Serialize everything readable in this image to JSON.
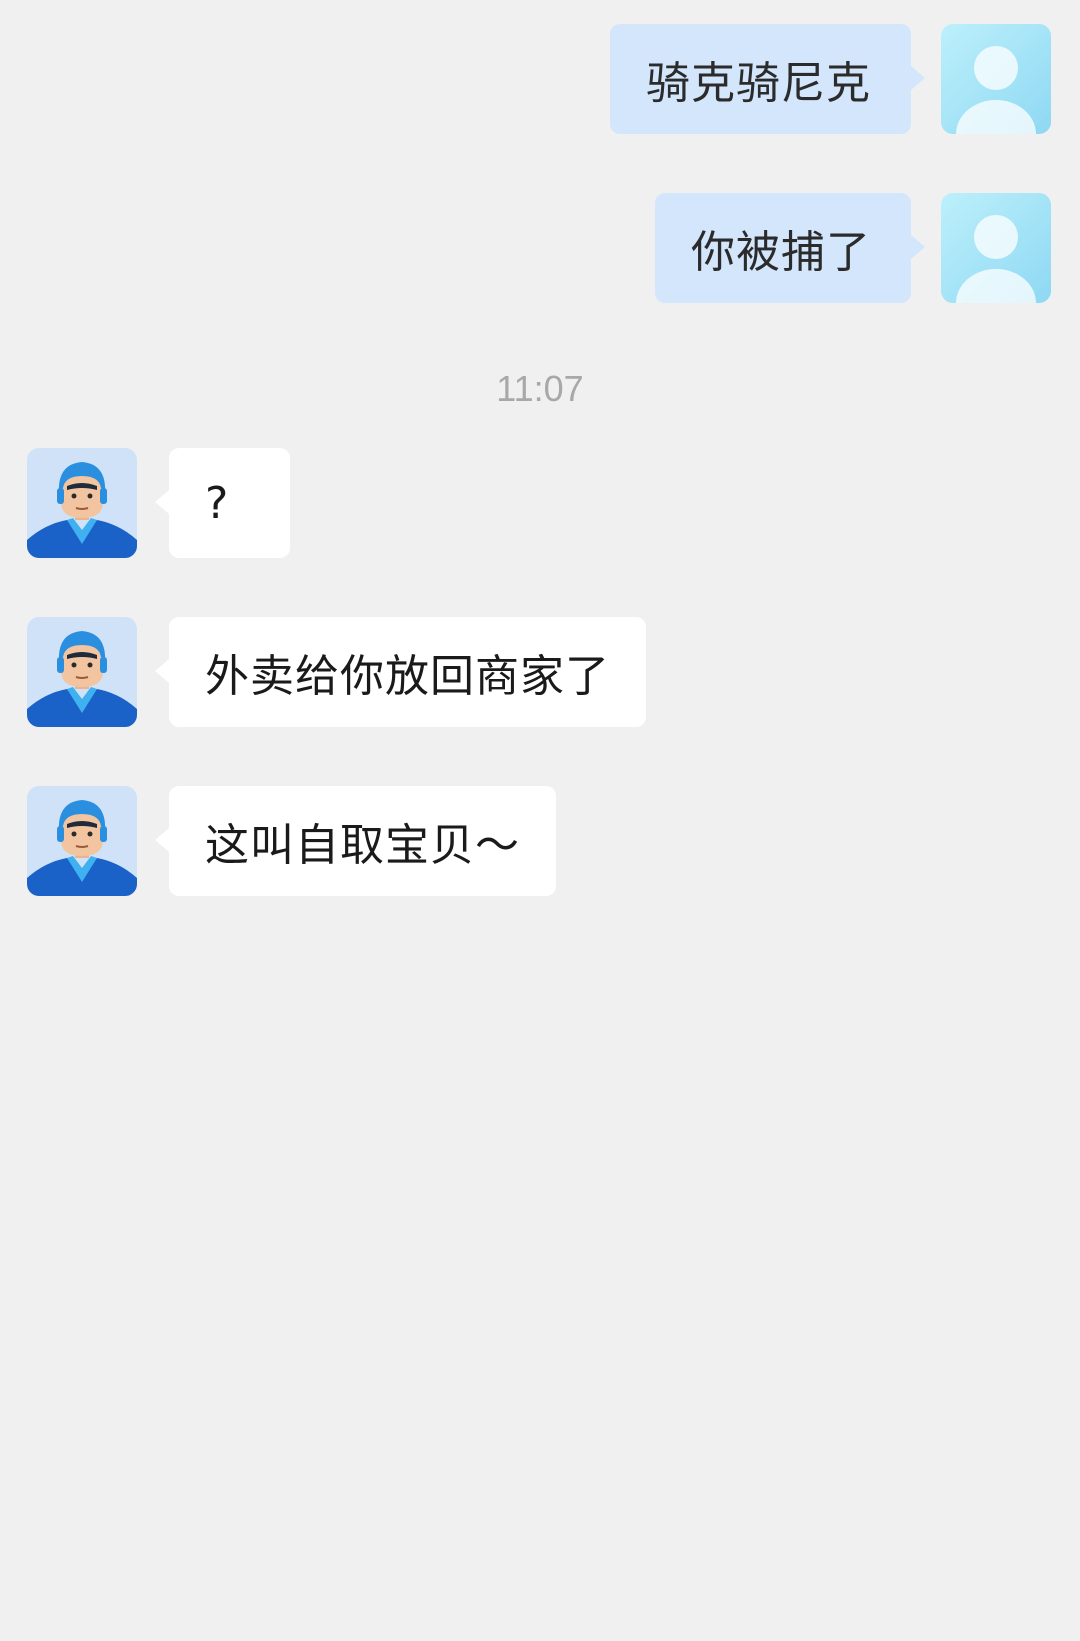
{
  "timestamp": "11:07",
  "messages": [
    {
      "side": "out",
      "text": "骑克骑尼克",
      "avatar": "default-user-avatar"
    },
    {
      "side": "out",
      "text": "你被捕了",
      "avatar": "default-user-avatar"
    },
    {
      "side": "in",
      "text": "?",
      "avatar": "delivery-rider-avatar"
    },
    {
      "side": "in",
      "text": "外卖给你放回商家了",
      "avatar": "delivery-rider-avatar"
    },
    {
      "side": "in",
      "text": "这叫自取宝贝～",
      "avatar": "delivery-rider-avatar"
    }
  ],
  "colors": {
    "background": "#f0f0f0",
    "outgoing_bubble": "#d4e6fc",
    "incoming_bubble": "#ffffff",
    "timestamp_text": "#a8a8a8"
  }
}
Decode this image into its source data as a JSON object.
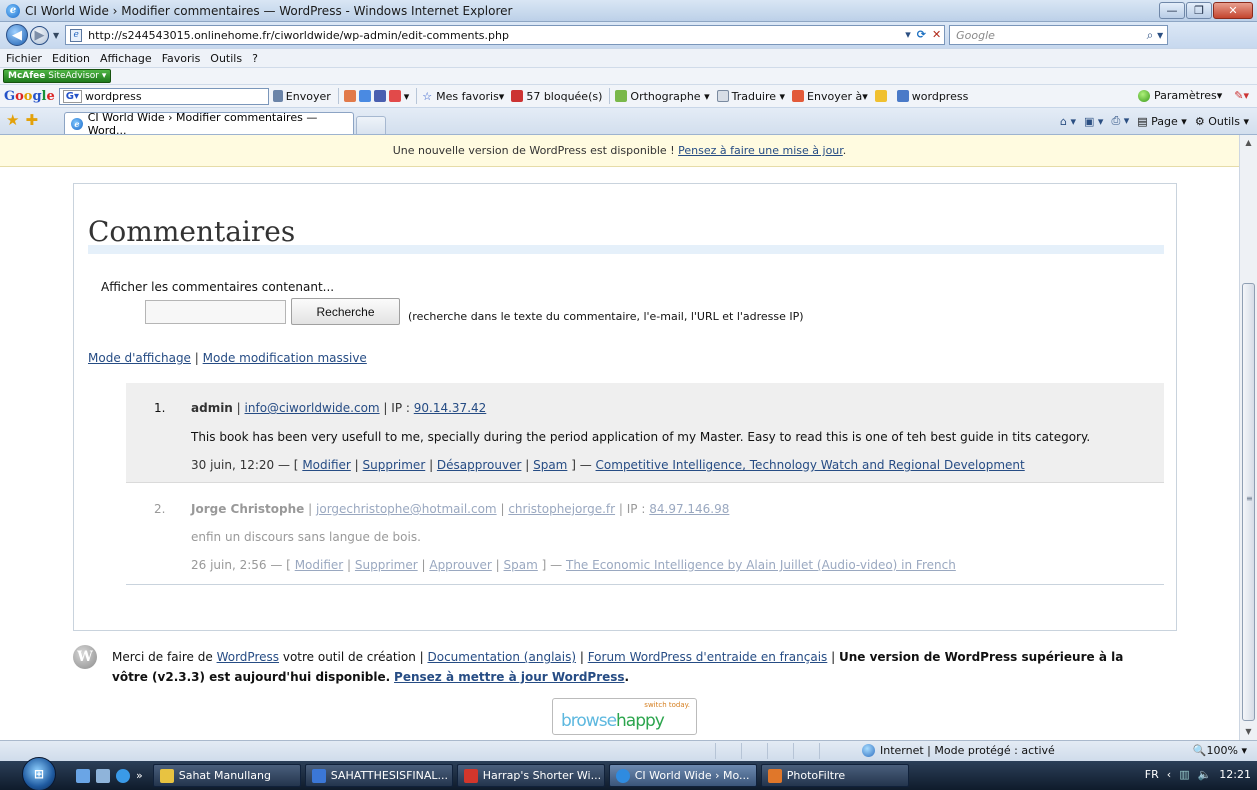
{
  "window": {
    "title": "CI World Wide › Modifier commentaires — WordPress - Windows Internet Explorer",
    "buttons": {
      "minimize": "—",
      "maximize": "❐",
      "close": "✕"
    }
  },
  "address": {
    "url": "http://s244543015.onlinehome.fr/ciworldwide/wp-admin/edit-comments.php",
    "search_placeholder": "Google"
  },
  "menu": [
    "Fichier",
    "Edition",
    "Affichage",
    "Favoris",
    "Outils",
    "?"
  ],
  "mcafee": {
    "brand": "McAfee",
    "product": "SiteAdvisor ▾"
  },
  "google_toolbar": {
    "search_value": "wordpress",
    "envoyer": "Envoyer",
    "favoris": "Mes favoris▾",
    "bloquees": "57 bloquée(s)",
    "orthographe": "Orthographe ▾",
    "traduire": "Traduire ▾",
    "envoyer_a": "Envoyer à▾",
    "wordpress": "wordpress",
    "parametres": "Paramètres▾"
  },
  "tab": {
    "label": "CI World Wide › Modifier commentaires — Word..."
  },
  "command_bar": {
    "page": "Page ▾",
    "outils": "Outils ▾"
  },
  "notice": {
    "text": "Une nouvelle version de WordPress est disponible !",
    "link": "Pensez à faire une mise à jour",
    "end": "."
  },
  "page": {
    "heading": "Commentaires",
    "search_label": "Afficher les commentaires contenant...",
    "search_button": "Recherche",
    "search_hint": "(recherche dans le texte du commentaire, l'e-mail, l'URL et l'adresse IP)",
    "mode_view": "Mode d'affichage",
    "mode_mass": "Mode modification massive",
    "sep": "|"
  },
  "comments": [
    {
      "num": "1.",
      "author": "admin",
      "email": "info@ciworldwide.com",
      "ip_label": "IP :",
      "ip": "90.14.37.42",
      "text": "This book has been very usefull to me, specially during the period application of my Master. Easy to read this is one of teh best guide in tits category.",
      "date": "30 juin, 12:20 — [",
      "modifier": "Modifier",
      "supprimer": "Supprimer",
      "action": "Désapprouver",
      "spam": "Spam",
      "close": "] —",
      "post": "Competitive Intelligence, Technology Watch and Regional Development"
    },
    {
      "num": "2.",
      "author": "Jorge Christophe",
      "email": "jorgechristophe@hotmail.com",
      "url": "christophejorge.fr",
      "ip_label": "IP :",
      "ip": "84.97.146.98",
      "text": "enfin un discours sans langue de bois.",
      "date": "26 juin, 2:56 — [",
      "modifier": "Modifier",
      "supprimer": "Supprimer",
      "action": "Approuver",
      "spam": "Spam",
      "close": "] —",
      "post": "The Economic Intelligence by Alain Juillet (Audio-video) in French"
    }
  ],
  "footer": {
    "merci": "Merci de faire de",
    "wordpress": "WordPress",
    "outil": "votre outil de création |",
    "documentation": "Documentation (anglais)",
    "forum": "Forum WordPress d'entraide en français",
    "upgrade_text": "Une version de WordPress supérieure à la vôtre (v2.3.3) est aujourd'hui disponible.",
    "upgrade_link": "Pensez à mettre à jour WordPress",
    "period": "."
  },
  "browsehappy": {
    "switch": "switch today.",
    "browse": "browse",
    "happy": "happy"
  },
  "status": {
    "zone": "Internet | Mode protégé : activé",
    "zoom": "🔍100% ▾"
  },
  "taskbar": {
    "tasks": [
      {
        "label": "Sahat Manullang",
        "color": "#e8c341"
      },
      {
        "label": "SAHATTHESISFINAL...",
        "color": "#3b77d6"
      },
      {
        "label": "Harrap's Shorter Wi...",
        "color": "#d3362b"
      },
      {
        "label": "CI World Wide › Mo...",
        "color": "#2f8be0"
      },
      {
        "label": "PhotoFiltre",
        "color": "#e0772a"
      }
    ],
    "lang": "FR",
    "time": "12:21",
    "chevron": "»"
  }
}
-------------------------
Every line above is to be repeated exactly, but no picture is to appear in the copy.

(Response to the task)
Serialize everything readable in this image to JSON.
{
  "timestamp": "11:07",
  "messages": [
    {
      "side": "out",
      "text": "骑克骑尼克",
      "avatar": "default-user-avatar"
    },
    {
      "side": "out",
      "text": "你被捕了",
      "avatar": "default-user-avatar"
    },
    {
      "side": "in",
      "text": "?",
      "avatar": "delivery-rider-avatar"
    },
    {
      "side": "in",
      "text": "外卖给你放回商家了",
      "avatar": "delivery-rider-avatar"
    },
    {
      "side": "in",
      "text": "这叫自取宝贝～",
      "avatar": "delivery-rider-avatar"
    }
  ],
  "colors": {
    "background": "#f0f0f0",
    "outgoing_bubble": "#d4e6fc",
    "incoming_bubble": "#ffffff",
    "timestamp_text": "#a8a8a8"
  }
}
Decode this image into its source data as a JSON object.
{
  "window": {
    "title": "CI World Wide › Modifier commentaires — WordPress - Windows Internet Explorer",
    "buttons": {
      "minimize": "—",
      "maximize": "❐",
      "close": "✕"
    }
  },
  "address": {
    "url": "http://s244543015.onlinehome.fr/ciworldwide/wp-admin/edit-comments.php",
    "search_placeholder": "Google"
  },
  "menu": [
    "Fichier",
    "Edition",
    "Affichage",
    "Favoris",
    "Outils",
    "?"
  ],
  "mcafee": {
    "brand": "McAfee",
    "product": "SiteAdvisor ▾"
  },
  "google_toolbar": {
    "search_value": "wordpress",
    "envoyer": "Envoyer",
    "favoris": "Mes favoris▾",
    "bloquees": "57 bloquée(s)",
    "orthographe": "Orthographe ▾",
    "traduire": "Traduire ▾",
    "envoyer_a": "Envoyer à▾",
    "wordpress": "wordpress",
    "parametres": "Paramètres▾"
  },
  "tab": {
    "label": "CI World Wide › Modifier commentaires — Word..."
  },
  "command_bar": {
    "page": "Page ▾",
    "outils": "Outils ▾"
  },
  "notice": {
    "text": "Une nouvelle version de WordPress est disponible !",
    "link": "Pensez à faire une mise à jour",
    "end": "."
  },
  "page": {
    "heading": "Commentaires",
    "search_label": "Afficher les commentaires contenant...",
    "search_button": "Recherche",
    "search_hint": "(recherche dans le texte du commentaire, l'e-mail, l'URL et l'adresse IP)",
    "mode_view": "Mode d'affichage",
    "mode_mass": "Mode modification massive",
    "sep": "|"
  },
  "comments": [
    {
      "num": "1.",
      "author": "admin",
      "email": "info@ciworldwide.com",
      "ip_label": "IP :",
      "ip": "90.14.37.42",
      "text": "This book has been very usefull to me, specially during the period application of my Master. Easy to read this is one of teh best guide in tits category.",
      "date": "30 juin, 12:20 — [",
      "modifier": "Modifier",
      "supprimer": "Supprimer",
      "action": "Désapprouver",
      "spam": "Spam",
      "close": "] —",
      "post": "Competitive Intelligence, Technology Watch and Regional Development"
    },
    {
      "num": "2.",
      "author": "Jorge Christophe",
      "email": "jorgechristophe@hotmail.com",
      "url": "christophejorge.fr",
      "ip_label": "IP :",
      "ip": "84.97.146.98",
      "text": "enfin un discours sans langue de bois.",
      "date": "26 juin, 2:56 — [",
      "modifier": "Modifier",
      "supprimer": "Supprimer",
      "action": "Approuver",
      "spam": "Spam",
      "close": "] —",
      "post": "The Economic Intelligence by Alain Juillet (Audio-video) in French"
    }
  ],
  "footer": {
    "merci": "Merci de faire de",
    "wordpress": "WordPress",
    "outil": "votre outil de création |",
    "documentation": "Documentation (anglais)",
    "forum": "Forum WordPress d'entraide en français",
    "upgrade_text": "Une version de WordPress supérieure à la vôtre (v2.3.3) est aujourd'hui disponible.",
    "upgrade_link": "Pensez à mettre à jour WordPress",
    "period": "."
  },
  "browsehappy": {
    "switch": "switch today.",
    "browse": "browse",
    "happy": "happy"
  },
  "status": {
    "zone": "Internet | Mode protégé : activé",
    "zoom": "🔍100% ▾"
  },
  "taskbar": {
    "tasks": [
      {
        "label": "Sahat Manullang",
        "color": "#e8c341"
      },
      {
        "label": "SAHATTHESISFINAL...",
        "color": "#3b77d6"
      },
      {
        "label": "Harrap's Shorter Wi...",
        "color": "#d3362b"
      },
      {
        "label": "CI World Wide › Mo...",
        "color": "#2f8be0"
      },
      {
        "label": "PhotoFiltre",
        "color": "#e0772a"
      }
    ],
    "lang": "FR",
    "time": "12:21",
    "chevron": "»"
  }
}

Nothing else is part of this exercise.